SUPPLIED DATA:

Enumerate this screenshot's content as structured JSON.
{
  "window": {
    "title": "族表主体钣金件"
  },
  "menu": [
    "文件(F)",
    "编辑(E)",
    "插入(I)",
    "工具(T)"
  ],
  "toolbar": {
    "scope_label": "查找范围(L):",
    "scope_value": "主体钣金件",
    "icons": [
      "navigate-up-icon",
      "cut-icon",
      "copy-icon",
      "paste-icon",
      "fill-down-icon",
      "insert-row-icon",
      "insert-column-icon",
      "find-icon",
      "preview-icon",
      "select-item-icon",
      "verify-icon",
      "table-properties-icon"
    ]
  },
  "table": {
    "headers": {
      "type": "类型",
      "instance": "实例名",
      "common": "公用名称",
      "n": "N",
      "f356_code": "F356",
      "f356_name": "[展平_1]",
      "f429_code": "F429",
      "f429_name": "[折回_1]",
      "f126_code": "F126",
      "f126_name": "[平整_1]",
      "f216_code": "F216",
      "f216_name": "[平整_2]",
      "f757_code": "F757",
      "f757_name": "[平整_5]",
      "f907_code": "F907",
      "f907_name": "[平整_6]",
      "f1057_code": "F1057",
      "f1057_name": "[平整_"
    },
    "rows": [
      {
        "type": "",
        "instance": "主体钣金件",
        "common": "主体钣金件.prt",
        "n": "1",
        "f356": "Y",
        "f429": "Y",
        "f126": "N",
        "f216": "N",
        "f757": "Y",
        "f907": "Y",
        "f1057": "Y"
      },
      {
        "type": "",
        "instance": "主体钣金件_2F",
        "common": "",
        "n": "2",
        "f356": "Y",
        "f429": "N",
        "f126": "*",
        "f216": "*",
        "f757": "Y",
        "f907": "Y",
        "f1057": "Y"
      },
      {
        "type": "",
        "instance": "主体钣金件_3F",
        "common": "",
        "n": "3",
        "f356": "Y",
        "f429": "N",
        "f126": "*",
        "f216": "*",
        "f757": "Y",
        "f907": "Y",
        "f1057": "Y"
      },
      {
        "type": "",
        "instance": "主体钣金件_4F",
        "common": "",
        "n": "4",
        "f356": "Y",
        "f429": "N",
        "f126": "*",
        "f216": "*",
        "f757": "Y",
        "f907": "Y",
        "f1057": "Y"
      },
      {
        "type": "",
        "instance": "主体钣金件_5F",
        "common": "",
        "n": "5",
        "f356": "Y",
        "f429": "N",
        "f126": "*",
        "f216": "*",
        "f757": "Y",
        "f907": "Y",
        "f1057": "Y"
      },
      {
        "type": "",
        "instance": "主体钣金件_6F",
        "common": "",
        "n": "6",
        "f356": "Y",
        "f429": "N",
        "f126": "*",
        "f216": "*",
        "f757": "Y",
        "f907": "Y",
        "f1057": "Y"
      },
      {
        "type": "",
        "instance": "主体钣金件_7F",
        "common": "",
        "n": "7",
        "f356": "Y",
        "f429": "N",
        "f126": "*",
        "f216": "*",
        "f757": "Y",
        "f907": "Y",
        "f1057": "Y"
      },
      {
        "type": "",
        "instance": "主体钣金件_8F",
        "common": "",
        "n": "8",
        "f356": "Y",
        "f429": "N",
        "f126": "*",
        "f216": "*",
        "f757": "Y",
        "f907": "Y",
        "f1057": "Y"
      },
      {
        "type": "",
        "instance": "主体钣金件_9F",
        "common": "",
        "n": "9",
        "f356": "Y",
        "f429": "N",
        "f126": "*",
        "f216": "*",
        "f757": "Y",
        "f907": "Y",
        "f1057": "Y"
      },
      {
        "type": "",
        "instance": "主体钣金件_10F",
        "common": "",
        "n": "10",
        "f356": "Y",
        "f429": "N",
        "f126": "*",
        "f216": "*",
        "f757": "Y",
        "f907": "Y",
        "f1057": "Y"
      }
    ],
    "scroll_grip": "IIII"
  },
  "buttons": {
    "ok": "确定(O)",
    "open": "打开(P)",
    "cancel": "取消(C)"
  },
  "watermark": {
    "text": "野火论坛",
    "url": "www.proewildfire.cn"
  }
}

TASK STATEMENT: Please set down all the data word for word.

REPLY TO THE EXERCISE:
Enumerate this screenshot's content as structured JSON.
{
  "window": {
    "title": "族表主体钣金件"
  },
  "menu": [
    "文件(F)",
    "编辑(E)",
    "插入(I)",
    "工具(T)"
  ],
  "toolbar": {
    "scope_label": "查找范围(L):",
    "scope_value": "主体钣金件",
    "icons": [
      "navigate-up-icon",
      "cut-icon",
      "copy-icon",
      "paste-icon",
      "fill-down-icon",
      "insert-row-icon",
      "insert-column-icon",
      "find-icon",
      "preview-icon",
      "select-item-icon",
      "verify-icon",
      "table-properties-icon"
    ]
  },
  "table": {
    "headers": {
      "type": "类型",
      "instance": "实例名",
      "common": "公用名称",
      "n": "N",
      "f356_code": "F356",
      "f356_name": "[展平_1]",
      "f429_code": "F429",
      "f429_name": "[折回_1]",
      "f126_code": "F126",
      "f126_name": "[平整_1]",
      "f216_code": "F216",
      "f216_name": "[平整_2]",
      "f757_code": "F757",
      "f757_name": "[平整_5]",
      "f907_code": "F907",
      "f907_name": "[平整_6]",
      "f1057_code": "F1057",
      "f1057_name": "[平整_"
    },
    "rows": [
      {
        "type": "",
        "instance": "主体钣金件",
        "common": "主体钣金件.prt",
        "n": "1",
        "f356": "Y",
        "f429": "Y",
        "f126": "N",
        "f216": "N",
        "f757": "Y",
        "f907": "Y",
        "f1057": "Y"
      },
      {
        "type": "",
        "instance": "主体钣金件_2F",
        "common": "",
        "n": "2",
        "f356": "Y",
        "f429": "N",
        "f126": "*",
        "f216": "*",
        "f757": "Y",
        "f907": "Y",
        "f1057": "Y"
      },
      {
        "type": "",
        "instance": "主体钣金件_3F",
        "common": "",
        "n": "3",
        "f356": "Y",
        "f429": "N",
        "f126": "*",
        "f216": "*",
        "f757": "Y",
        "f907": "Y",
        "f1057": "Y"
      },
      {
        "type": "",
        "instance": "主体钣金件_4F",
        "common": "",
        "n": "4",
        "f356": "Y",
        "f429": "N",
        "f126": "*",
        "f216": "*",
        "f757": "Y",
        "f907": "Y",
        "f1057": "Y"
      },
      {
        "type": "",
        "instance": "主体钣金件_5F",
        "common": "",
        "n": "5",
        "f356": "Y",
        "f429": "N",
        "f126": "*",
        "f216": "*",
        "f757": "Y",
        "f907": "Y",
        "f1057": "Y"
      },
      {
        "type": "",
        "instance": "主体钣金件_6F",
        "common": "",
        "n": "6",
        "f356": "Y",
        "f429": "N",
        "f126": "*",
        "f216": "*",
        "f757": "Y",
        "f907": "Y",
        "f1057": "Y"
      },
      {
        "type": "",
        "instance": "主体钣金件_7F",
        "common": "",
        "n": "7",
        "f356": "Y",
        "f429": "N",
        "f126": "*",
        "f216": "*",
        "f757": "Y",
        "f907": "Y",
        "f1057": "Y"
      },
      {
        "type": "",
        "instance": "主体钣金件_8F",
        "common": "",
        "n": "8",
        "f356": "Y",
        "f429": "N",
        "f126": "*",
        "f216": "*",
        "f757": "Y",
        "f907": "Y",
        "f1057": "Y"
      },
      {
        "type": "",
        "instance": "主体钣金件_9F",
        "common": "",
        "n": "9",
        "f356": "Y",
        "f429": "N",
        "f126": "*",
        "f216": "*",
        "f757": "Y",
        "f907": "Y",
        "f1057": "Y"
      },
      {
        "type": "",
        "instance": "主体钣金件_10F",
        "common": "",
        "n": "10",
        "f356": "Y",
        "f429": "N",
        "f126": "*",
        "f216": "*",
        "f757": "Y",
        "f907": "Y",
        "f1057": "Y"
      }
    ],
    "scroll_grip": "IIII"
  },
  "buttons": {
    "ok": "确定(O)",
    "open": "打开(P)",
    "cancel": "取消(C)"
  },
  "watermark": {
    "text": "野火论坛",
    "url": "www.proewildfire.cn"
  }
}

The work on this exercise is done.